The front gallery focuses on Gill’s La Jolla and greater San Diego projects, with the back rooms focusing on Coronado, Oceanside, Los Angeles and more, including buildings that were never built. Some of the hand-drawn plans are signed “For Miss E. B. Scripps” or “Alterations in residence of Virginia Scripps” (for floor plans of Wisteria Cottage). Wisteria Cottage sits at 780 Prospect St. (More at

Athenaeum Music & Arts Library

To show Gill’s creative influences and the artistic environment of the time, the Athenaeum will present “The Iannellis in California: Selected Works 1910-15,” featuring the work of Alfonso and Margaret Iannelli, on view Sept. 24 to Nov. 5.

Maura Walters, Athenaeum executive assistant director, said, “Normally the Athenaeum exhibits contemporary artists, so it has been a treat to work on something a little different. I think the Athenaeum’s Iannelli exhibition will give Gill fans a broader understanding of the community he was working within and the creative atmosphere of his time.”

She added, “Margaret and Alfonso Iannelli were a part of the Southern California modernist artist community in the early 20th century — Irving Gill was also a part of this group. Based in Los Angeles, Iannelli Studios produced works of graphic design, fashion, advertisement and commercial projects. The Iannellis also collaborated with Gill on several architectural projects. Several of these sketches, designs and paintings will be on display in the Athenaeum’s North Reading Room.”

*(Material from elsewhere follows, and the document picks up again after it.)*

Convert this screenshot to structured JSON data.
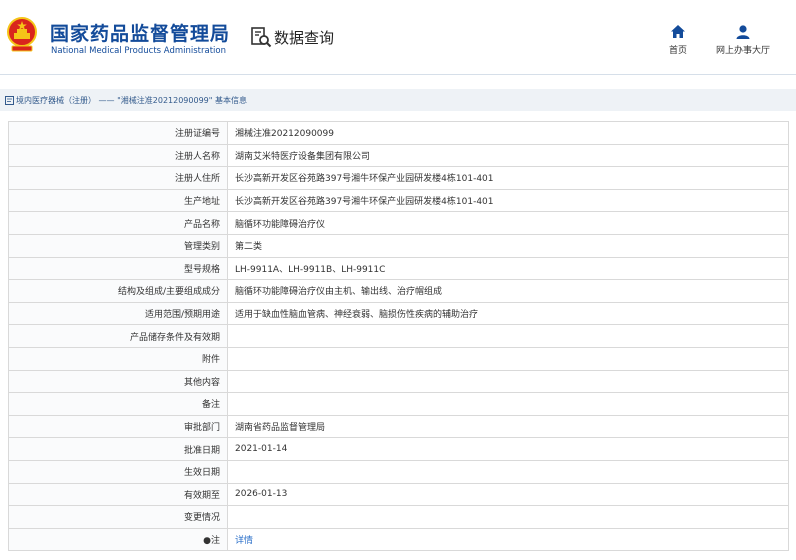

The Athenaeum is at 1008 Wall St. (More at

The Bishop’s School

With three buildings designed by Gill, The Bishop’s School will host its tribute next month. Curated by students, the exhibit will be open to the public for one day only: 2-4 p.m. Saturday, Oct. 29.

“The exhibit is going to include five blueprints of the earliest buildings, which the students cataloged, meaning they described them, measured them, considered their condition and gave them titles. We had those professionally framed,” explained art teacher Nicky Holland. “They will go on view with reproductions of Gill material (drawings and renderings) related to the campus.”

The exhibit will also feature short texts written by students about the Gill-designed buildings, and will be posted around campus. Holland added, “So everywhere you go for a month, without being glaring, you will see information about the architect.”

About nine students in the art history club began working on the exhibit last year, starting with reading essays by Gill and determining what they wanted to do. “We only agreed to participate if it was a student-centered exhibition, so the students would come Wednesday afternoons to talk about his work, read his essays and look at the pieces we wanted to display. It’s been a great project and joy to see what is important to them about these buildings,” she said.

The students in the 2015-2016 Art History Club include Gabe Cappetta, Jiadi Chang, Allison Havermale, Mary Kimani, Eden McColl, Charlie Michael, Evers Pund, Joseph Ramirez-Cardenas, Allison Zau; Faculty Advisors: Emily Grenader and Nicky Holland; Alumni Contributors: Ashley Chang, Nicholas Stougaard and Pieter Stougaard.

The Bishop’s School will also partner with La Jolla Woman’s Club (another Gill-designed building) to train and provide docents for a symposium on Gill at the Woman’s Club on Oct. 20 (time to be announced). The students will arrange tours of the campus before the symposium starts. The symposium will be open to the public, at 7791 Draper Ave.

The Bishop’s School is at 7607 La Jolla Blvd. (More at

About Irving Gill

Irving John Gill was born in upstate New York. He had no formal education in architecture, but apprenticed with firms in New York and Chicago, and worked with Louis Sullivan and Frank Lloyd Wright , according to a biography provided by the La Jolla Historical Society.

The Arts and Crafts Movement was becoming popular when Gill arrived in San Diego in 1893 and his designs for La Jolla’s Windemere (1894) and Green Dragon Colony (1894), and for Balboa Park’s George W. Marston House (1905), reflect this aesthetic.

By 1908, his mature style characteristic of early modernism was just beginning and his most important commissions, including several of La Jolla’s mainstays, happened during this period.

A bachelor until age 58, he married Marion Waugh Brashears in 1928. Gill died at age 66 in 1936 in Carlsbad.